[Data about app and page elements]
——

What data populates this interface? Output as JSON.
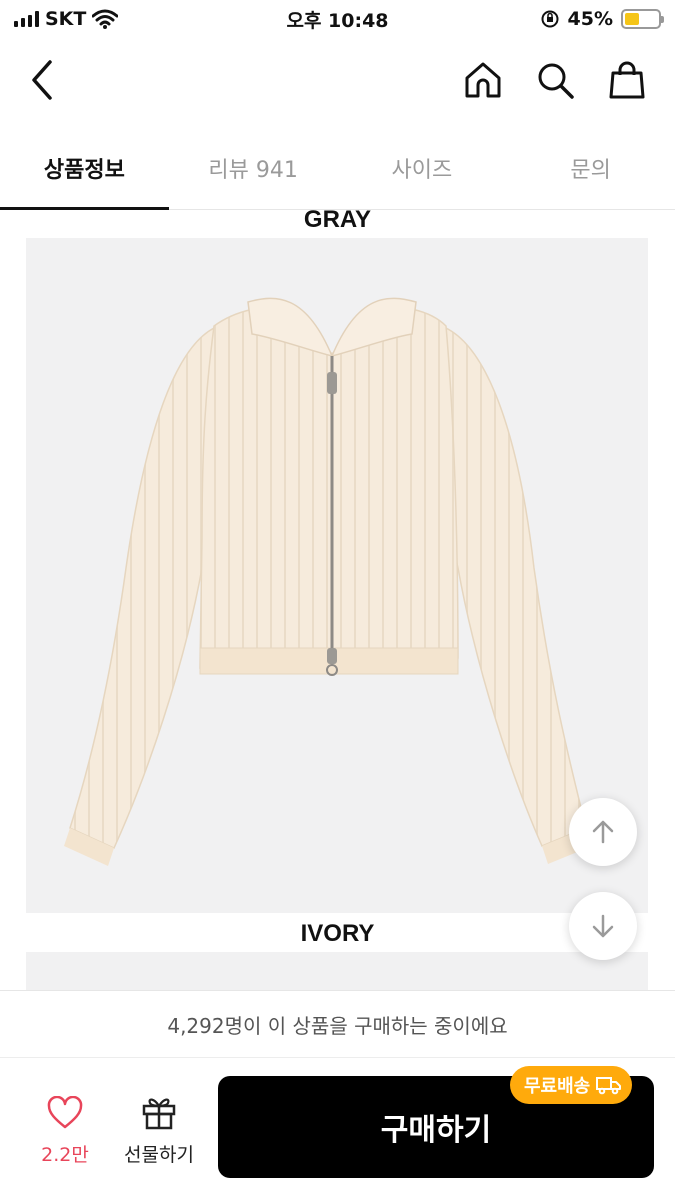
{
  "status_bar": {
    "carrier": "SKT",
    "time": "오후 10:48",
    "battery_text": "45%",
    "battery_level": 0.45,
    "battery_color": "#f5c518"
  },
  "nav": {
    "back_icon": "chevron-left-icon",
    "icons": [
      "home-icon",
      "search-icon",
      "shopping-bag-icon"
    ]
  },
  "tabs": [
    {
      "label": "상품정보",
      "active": true
    },
    {
      "label": "리뷰 941",
      "active": false
    },
    {
      "label": "사이즈",
      "active": false
    },
    {
      "label": "문의",
      "active": false
    }
  ],
  "content": {
    "color_labels": [
      "GRAY",
      "IVORY"
    ],
    "product_color": "#f6ebdc"
  },
  "scroll_buttons": [
    "arrow-up-icon",
    "arrow-down-icon"
  ],
  "buying_banner": "4,292명이 이 상품을 구매하는 중이에요",
  "bottom_bar": {
    "like_count": "2.2만",
    "gift_label": "선물하기",
    "buy_label": "구매하기",
    "shipping_badge": "무료배송",
    "accent_color": "#e8455a",
    "badge_color": "#ffaa0c"
  }
}
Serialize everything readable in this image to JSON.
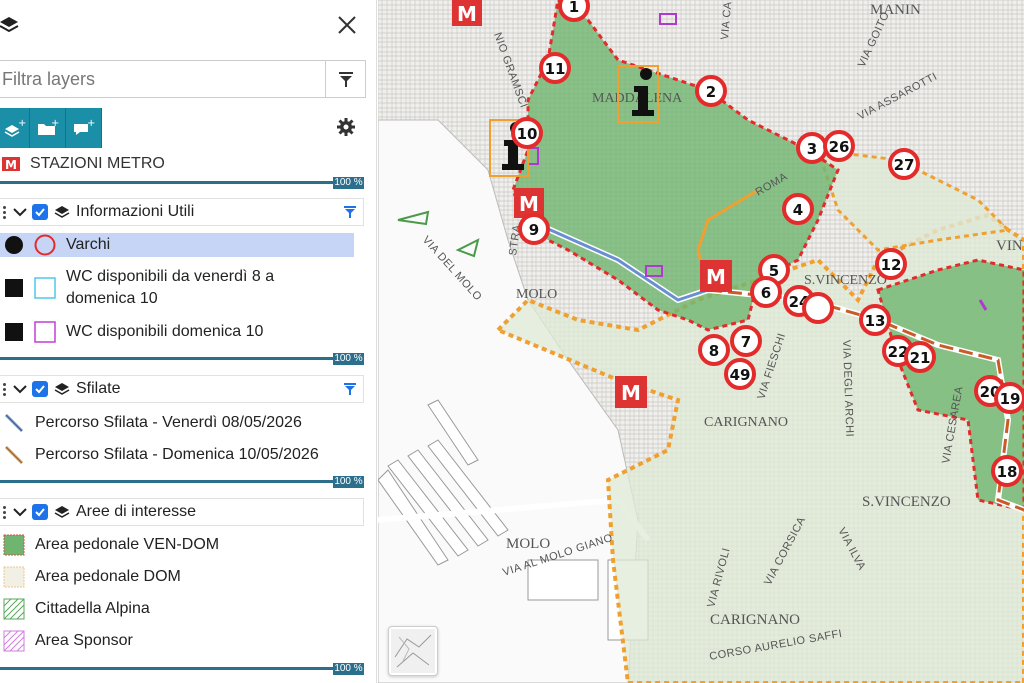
{
  "panel": {
    "filter_placeholder": "Filtra layers",
    "metro_layer_label": "STAZIONI METRO",
    "groups": [
      {
        "title": "Informazioni Utili",
        "opacity": "100 %",
        "items": [
          {
            "label": "Varchi",
            "swatch": "red-circle"
          },
          {
            "label": "WC disponibili da venerdì 8 a domenica 10",
            "swatch": "cyan-square"
          },
          {
            "label": "WC disponibili domenica 10",
            "swatch": "magenta-square"
          }
        ]
      },
      {
        "title": "Sfilate",
        "opacity": "100 %",
        "items": [
          {
            "label": "Percorso Sfilata - Venerdì 08/05/2026",
            "swatch": "blue-line"
          },
          {
            "label": "Percorso Sfilata - Domenica 10/05/2026",
            "swatch": "orange-line"
          }
        ]
      },
      {
        "title": "Aree di interesse",
        "opacity": "100 %",
        "items": [
          {
            "label": "Area pedonale VEN-DOM",
            "swatch": "green-fill"
          },
          {
            "label": "Area pedonale DOM",
            "swatch": "beige-fill"
          },
          {
            "label": "Cittadella Alpina",
            "swatch": "green-hatch"
          },
          {
            "label": "Area Sponsor",
            "swatch": "magenta-hatch"
          }
        ]
      }
    ],
    "metro_opacity": "100 %",
    "colors": {
      "accent": "#1b8fa8",
      "checkbox": "#1e73e8",
      "selection": "#c6d4f5",
      "gate_red": "#e32b2b",
      "ven_dom_green": "#6fb56f",
      "dom_orange": "#f0a030"
    }
  },
  "map": {
    "place_labels": [
      "MANIN",
      "MADDALENA",
      "MOLO",
      "S.VINCENZO",
      "CARIGNANO",
      "CARIGNANO",
      "S.VINCENZO",
      "MOLO",
      "VIN"
    ],
    "street_labels": [
      "VIA ASSAROTTI",
      "VIA GOITO",
      "VIA DEL MOLO",
      "VIA DEGLI ARCHI",
      "VIA FIESCHI",
      "VIA CESAREA",
      "VIA ILVA",
      "VIA CORSICA",
      "VIA RIVOLI",
      "VIA AL MOLO GIANO",
      "CORSO AURELIO SAFFI",
      "ROMA",
      "VIA CA",
      "STRA",
      "NIO GRAMSCI"
    ],
    "gates": [
      "1",
      "11",
      "2",
      "3",
      "26",
      "27",
      "10",
      "4",
      "9",
      "5",
      "12",
      "6",
      "24",
      "13",
      "8",
      "7",
      "22",
      "21",
      "49",
      "20",
      "19",
      "18"
    ]
  }
}
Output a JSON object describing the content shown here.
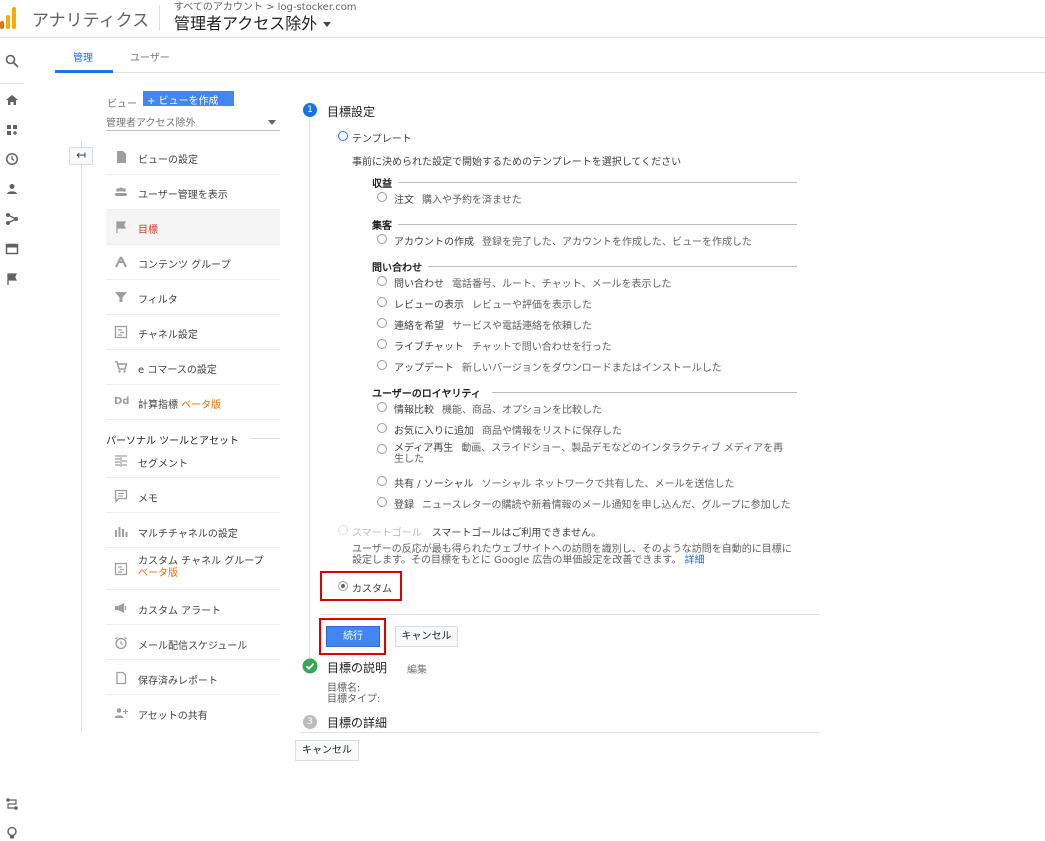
{
  "header": {
    "app_title": "アナリティクス",
    "breadcrumb_account": "すべてのアカウント > log-stocker.com",
    "view_name": "管理者アクセス除外"
  },
  "tabs": {
    "admin": "管理",
    "user": "ユーザー"
  },
  "view_panel": {
    "label": "ビュー",
    "create_button": "+ ビューを作成",
    "selected_view": "管理者アクセス除外"
  },
  "menu": {
    "items": [
      {
        "label": "ビューの設定",
        "icon": "doc-icon"
      },
      {
        "label": "ユーザー管理を表示",
        "icon": "people-icon"
      },
      {
        "label": "目標",
        "icon": "flag-icon"
      },
      {
        "label": "コンテンツ グループ",
        "icon": "content-group-icon"
      },
      {
        "label": "フィルタ",
        "icon": "filter-icon"
      },
      {
        "label": "チャネル設定",
        "icon": "channel-icon"
      },
      {
        "label": "e コマースの設定",
        "icon": "cart-icon"
      },
      {
        "label": "計算指標",
        "icon": "dd-icon",
        "beta": "ベータ版"
      }
    ],
    "personal_section": "パーソナル ツールとアセット",
    "personal_items": [
      {
        "label": "セグメント",
        "icon": "segment-icon"
      },
      {
        "label": "メモ",
        "icon": "note-icon"
      },
      {
        "label": "マルチチャネルの設定",
        "icon": "bar-chart-icon"
      },
      {
        "label": "カスタム チャネル グループ",
        "icon": "custom-channel-icon",
        "beta": "ベータ版"
      },
      {
        "label": "カスタム アラート",
        "icon": "megaphone-icon"
      },
      {
        "label": "メール配信スケジュール",
        "icon": "alarm-icon"
      },
      {
        "label": "保存済みレポート",
        "icon": "saved-report-icon"
      },
      {
        "label": "アセットの共有",
        "icon": "person-add-icon"
      }
    ]
  },
  "goal_setup": {
    "step1_num": "1",
    "step1_title": "目標設定",
    "template_label": "テンプレート",
    "template_desc": "事前に決められた設定で開始するためのテンプレートを選択してください",
    "categories": [
      {
        "name": "収益",
        "options": [
          {
            "name": "注文",
            "desc": "購入や予約を済ませた"
          }
        ]
      },
      {
        "name": "集客",
        "options": [
          {
            "name": "アカウントの作成",
            "desc": "登録を完了した、アカウントを作成した、ビューを作成した"
          }
        ]
      },
      {
        "name": "問い合わせ",
        "options": [
          {
            "name": "問い合わせ",
            "desc": "電話番号、ルート、チャット、メールを表示した"
          },
          {
            "name": "レビューの表示",
            "desc": "レビューや評価を表示した"
          },
          {
            "name": "連絡を希望",
            "desc": "サービスや電話連絡を依頼した"
          },
          {
            "name": "ライブチャット",
            "desc": "チャットで問い合わせを行った"
          },
          {
            "name": "アップデート",
            "desc": "新しいバージョンをダウンロードまたはインストールした"
          }
        ]
      },
      {
        "name": "ユーザーのロイヤリティ",
        "options": [
          {
            "name": "情報比較",
            "desc": "機能、商品、オプションを比較した"
          },
          {
            "name": "お気に入りに追加",
            "desc": "商品や情報をリストに保存した"
          },
          {
            "name": "メディア再生",
            "desc": "動画、スライドショー、製品デモなどのインタラクティブ メディアを再",
            "desc2": "生した"
          },
          {
            "name": "共有 / ソーシャル",
            "desc": "ソーシャル ネットワークで共有した、メールを送信した"
          },
          {
            "name": "登録",
            "desc": "ニュースレターの購読や新着情報のメール通知を申し込んだ、グループに参加した"
          }
        ]
      }
    ],
    "smart_goal_label": "スマートゴール",
    "smart_goal_status": "スマートゴールはご利用できません。",
    "smart_goal_desc1": "ユーザーの反応が最も得られたウェブサイトへの訪問を識別し、そのような訪問を自動的に目標に",
    "smart_goal_desc2": "設定します。その目標をもとに Google 広告の単価設定を改善できます。",
    "smart_goal_link": "詳細",
    "custom_label": "カスタム",
    "continue_button": "続行",
    "cancel_button": "キャンセル",
    "step2_title": "目標の説明",
    "step2_edit": "編集",
    "goal_name_label": "目標名:",
    "goal_type_label": "目標タイプ:",
    "step3_num": "3",
    "step3_title": "目標の詳細",
    "bottom_cancel": "キャンセル"
  },
  "colors": {
    "accent": "#1a73e8",
    "primary_button": "#4285f4",
    "highlight": "#e00000",
    "active_menu": "#d23f31",
    "beta": "#e8710a",
    "done": "#34a853"
  }
}
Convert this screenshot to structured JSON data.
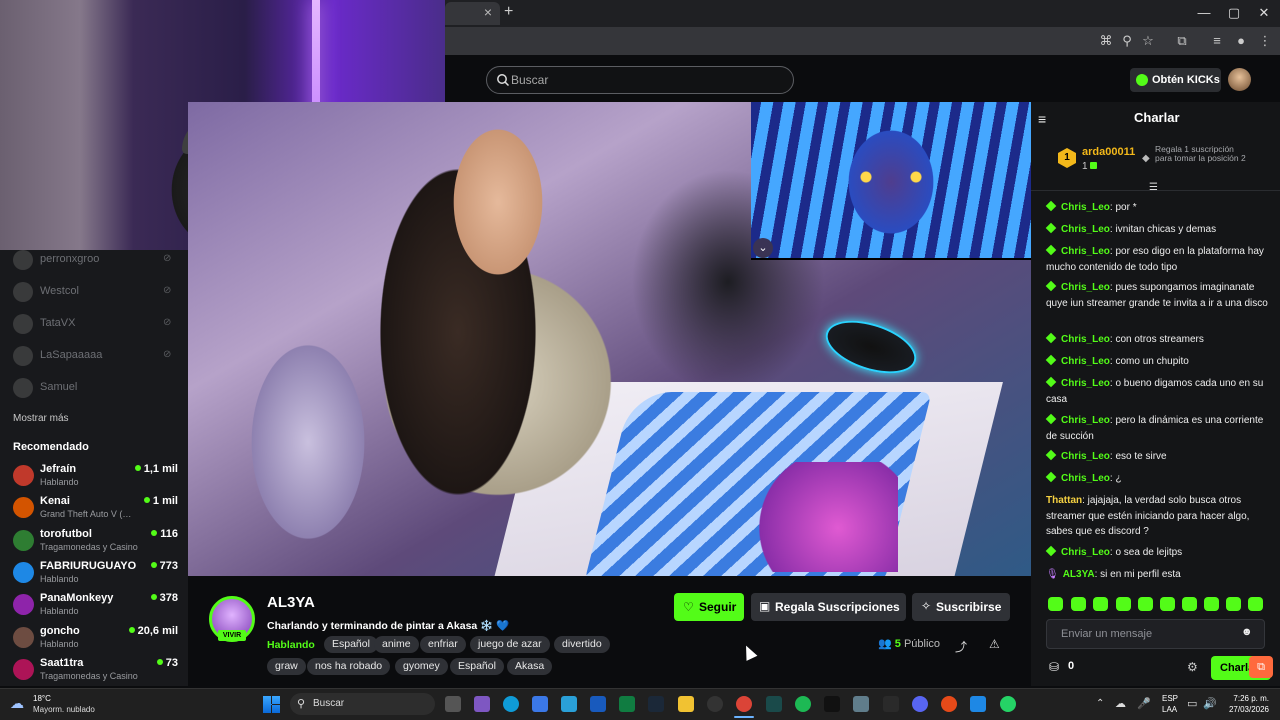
{
  "browser": {
    "tab_close": "×",
    "new_tab": "+",
    "min": "—",
    "max": "▢",
    "close": "✕"
  },
  "header": {
    "search_placeholder": "Buscar",
    "kicks_label": "Obtén KICKs"
  },
  "sidebar": {
    "following": [
      {
        "name": "perronxgroo"
      },
      {
        "name": "Westcol"
      },
      {
        "name": "TataVX"
      },
      {
        "name": "LaSapaaaaa"
      },
      {
        "name": "Samuel"
      }
    ],
    "show_more": "Mostrar más",
    "recommended_title": "Recomendado",
    "recommended": [
      {
        "name": "Jefraín",
        "category": "Hablando",
        "viewers": "1,1 mil",
        "color": "#c0392b"
      },
      {
        "name": "Kenai",
        "category": "Grand Theft Auto V (…",
        "viewers": "1 mil",
        "color": "#d35400"
      },
      {
        "name": "torofutbol",
        "category": "Tragamonedas y Casino",
        "viewers": "116",
        "color": "#2e7d32"
      },
      {
        "name": "FABRIURUGUAYO",
        "category": "Hablando",
        "viewers": "773",
        "color": "#1e88e5"
      },
      {
        "name": "PanaMonkeyy",
        "category": "Hablando",
        "viewers": "378",
        "color": "#8e24aa"
      },
      {
        "name": "goncho",
        "category": "Hablando",
        "viewers": "20,6 mil",
        "color": "#6d4c41"
      },
      {
        "name": "Saat1tra",
        "category": "Tragamonedas y Casino",
        "viewers": "73",
        "color": "#ad1457"
      }
    ]
  },
  "stream": {
    "live_badge": "VIVIR",
    "streamer": "AL3YA",
    "title": "Charlando y terminando de pintar a Akasa ❄️ 💙",
    "category": "Hablando",
    "tags_row1": [
      "Español",
      "anime",
      "enfriar",
      "juego de azar",
      "divertido"
    ],
    "tags_row2": [
      "graw",
      "nos ha robado",
      "gyomey",
      "Español",
      "Akasa"
    ],
    "follow_label": "Seguir",
    "gift_label": "Regala Suscripciones",
    "subscribe_label": "Suscribirse",
    "viewer_count": "5",
    "viewer_label": "Público"
  },
  "chat": {
    "title": "Charlar",
    "pinned": {
      "rank": "1",
      "user": "arda00011",
      "count": "1",
      "gift_text": "Regala 1 suscripción para tomar la posición 2"
    },
    "messages": [
      {
        "user": "Chris_Leo",
        "text": "por *"
      },
      {
        "user": "Chris_Leo",
        "text": "ivnitan chicas y demas"
      },
      {
        "user": "Chris_Leo",
        "text": "por eso digo en la plataforma hay mucho contenido de todo tipo"
      },
      {
        "user": "Chris_Leo",
        "text": "pues supongamos imaginanate quye iun streamer grande te invita a ir a una disco"
      },
      {
        "user": "Chris_Leo",
        "text": "con otros streamers"
      },
      {
        "user": "Chris_Leo",
        "text": "como un chupito"
      },
      {
        "user": "Chris_Leo",
        "text": "o bueno digamos cada uno en su casa"
      },
      {
        "user": "Chris_Leo",
        "text": "pero la dinámica es una corriente de succión"
      },
      {
        "user": "Chris_Leo",
        "text": "eso te sirve"
      },
      {
        "user": "Chris_Leo",
        "text": "¿"
      },
      {
        "user": "Thattan",
        "text": "jajajaja, la verdad solo busca otros streamer que estén iniciando para hacer algo, sabes que es discord ?"
      },
      {
        "user": "Chris_Leo",
        "text": "o sea de lejitps"
      },
      {
        "user": "AL3YA",
        "text": "si en mi perfil esta"
      }
    ],
    "input_placeholder": "Enviar un mensaje",
    "points": "0",
    "send_label": "Charlar"
  },
  "taskbar": {
    "temp": "18°C",
    "weather": "Mayorm. nublado",
    "search_label": "Buscar",
    "lang1": "ESP",
    "lang2": "LAA",
    "time": "7:26 p. m.",
    "date": "27/03/2026"
  },
  "colors": {
    "accent": "#53fc18",
    "background": "#0b0c0e",
    "chat": "#141517"
  }
}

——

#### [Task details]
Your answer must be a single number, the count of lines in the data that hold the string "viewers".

#### [Problem solution]
7